The theatre, a grade II listed building was built in 1894,and was the venue for stars such as Sarah Bernhart , Lillie Langtry, Gracie Fields, Sir John Gielgud and Arthur Askey.

It was saved from demolition in 1975 by the friends of the Grand and Blackpool council and reopened its doors in 1981.This will be the first time those doors have closed since that time..

The theatre will reopen with a gala performance of Rodgers and Hammerstein’s musical South Pacific.

Tuesday, 16 January 2007

John McDonnell on the Campaign Trail

One of the declared candidates for the Labour leadership,John McDonnell spoke in Preston last night.This is the article that have penned

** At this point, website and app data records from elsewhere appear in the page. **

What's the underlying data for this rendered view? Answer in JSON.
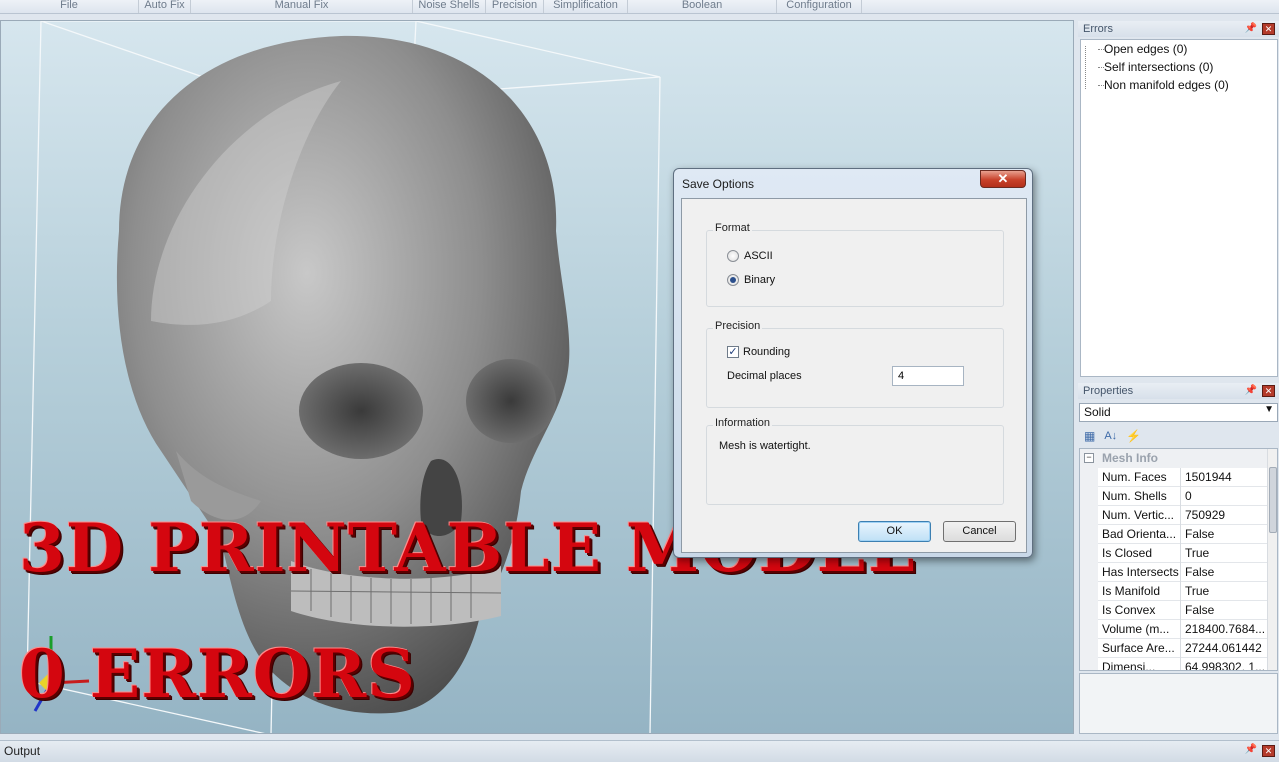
{
  "ribbon": {
    "groups": [
      "File",
      "Auto Fix",
      "Manual Fix",
      "Noise Shells",
      "Precision",
      "Simplification",
      "Boolean",
      "Configuration"
    ]
  },
  "overlay": {
    "line1": "3D PRINTABLE MODEL",
    "line2": "0 ERRORS"
  },
  "dialog": {
    "title": "Save Options",
    "close_icon": "close-icon",
    "format": {
      "label": "Format",
      "options": [
        "ASCII",
        "Binary"
      ],
      "selected": "Binary"
    },
    "precision": {
      "label": "Precision",
      "rounding_label": "Rounding",
      "rounding_checked": true,
      "decimal_label": "Decimal places",
      "decimal_value": "4"
    },
    "information": {
      "label": "Information",
      "text": "Mesh is watertight."
    },
    "ok_label": "OK",
    "cancel_label": "Cancel"
  },
  "errors_panel": {
    "title": "Errors",
    "items": [
      "Open edges (0)",
      "Self intersections (0)",
      "Non manifold edges (0)"
    ]
  },
  "properties_panel": {
    "title": "Properties",
    "selected_object": "Solid",
    "category": "Mesh Info",
    "rows": [
      {
        "name": "Num. Faces",
        "value": "1501944"
      },
      {
        "name": "Num. Shells",
        "value": "0"
      },
      {
        "name": "Num. Vertic...",
        "value": "750929"
      },
      {
        "name": "Bad Orienta...",
        "value": "False"
      },
      {
        "name": "Is Closed",
        "value": "True"
      },
      {
        "name": "Has Intersects",
        "value": "False"
      },
      {
        "name": "Is Manifold",
        "value": "True"
      },
      {
        "name": "Is Convex",
        "value": "False"
      },
      {
        "name": "Volume (m...",
        "value": "218400.7684..."
      },
      {
        "name": "Surface Are...",
        "value": "27244.061442"
      },
      {
        "name": "Dimensi...",
        "value": "64.998302, 1..."
      }
    ]
  },
  "output_panel": {
    "title": "Output"
  },
  "colors": {
    "overlay_red": "#d4060f",
    "close_red": "#c8412a"
  }
}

The question from the floor seemed quite pertinent. How would John McDonnell get elected as the leader of the Labour Party when so many of his potential supporters had already left the Labour Party?

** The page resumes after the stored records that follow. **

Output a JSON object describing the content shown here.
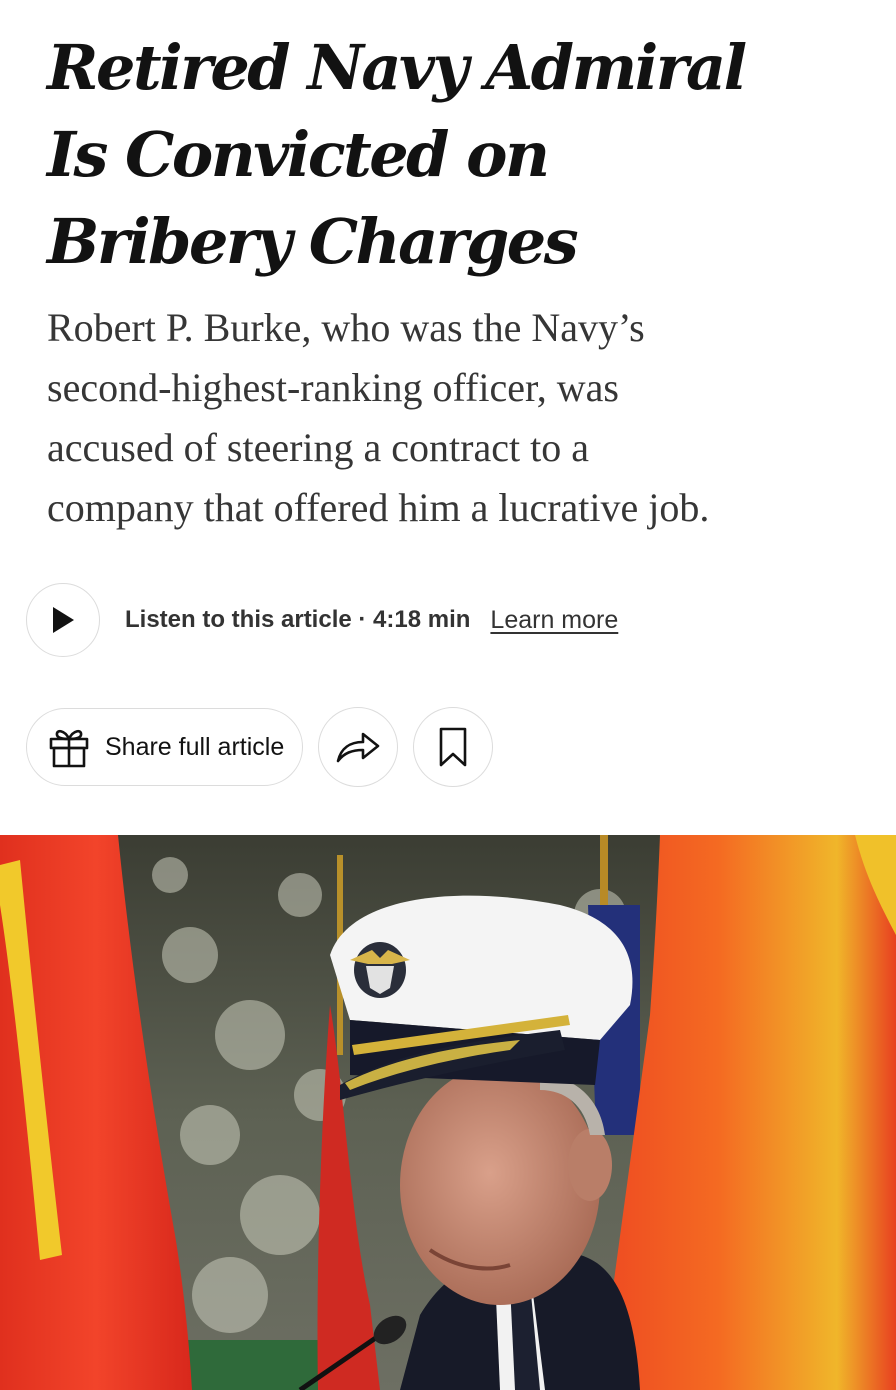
{
  "article": {
    "headline_lines": [
      "Retired Navy Admiral",
      "Is Convicted on",
      "Bribery Charges"
    ],
    "summary_lines": [
      "Robert P. Burke, who was the Navy’s",
      "second-highest-ranking officer, was",
      "accused of steering a contract to a",
      "company that offered him a lucrative job."
    ]
  },
  "audio": {
    "listen_label": "Listen to this article · 4:18 min",
    "learn_more": "Learn more",
    "play_icon": "play-icon"
  },
  "actions": {
    "share_label": "Share full article",
    "gift_icon": "gift-icon",
    "share_icon": "share-arrow-icon",
    "bookmark_icon": "bookmark-icon"
  },
  "photo": {
    "subject": "lead-photo"
  }
}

44 Labour MP’s need to nominate the former GLC member and champion of Old Labour to even get him onto the ballot paper and in his words “to prevent the “coronation of Gordon Brown” sometime this summer.

He is therefore currently touring the country in an attempt to get Labour Party members to lobby their MP to get his name onto the paper and that was his mission last night at 53 Degrees.

There is no doubting his Socialist principles. He remembers the barren eighteen years of opposition under Tory rule, the taunting of the government from across the Thames at County Hall when every day Mrs Thatcher was reminded of the employment figures.

The euphoria of Blair’s victory 10 years ago has for him now faded. Where once he remembers Labour Party members marching to save hospitals, he now sees those same protests aimed at the Labour Government.

He accuses the party of eroding both civil liberties and Trade Union freedoms to the extent that working people have fewer rights now than 100 years ago. He cannot believe that Labour MP’s would have even considered voting for top up fees.

But most of all that a party of peace would have climbed into bed with George Bush and inflicted untold suffering on the people of Iraq.

His salvation for the party is built around reconnecting its leadership with the Grass roots of the party and remove the elitist element of government that has developed under Tony Blair. The inheritance of Gordon Brown is simply more of the same and he accuses the Chancellor of never once opposing any of Blair’s policies.

Yet with the British electorate moving to the centre ground, perhaps he should take notice of those 18 years in the wilderness when for most of them, the policy of his party made them unelectable.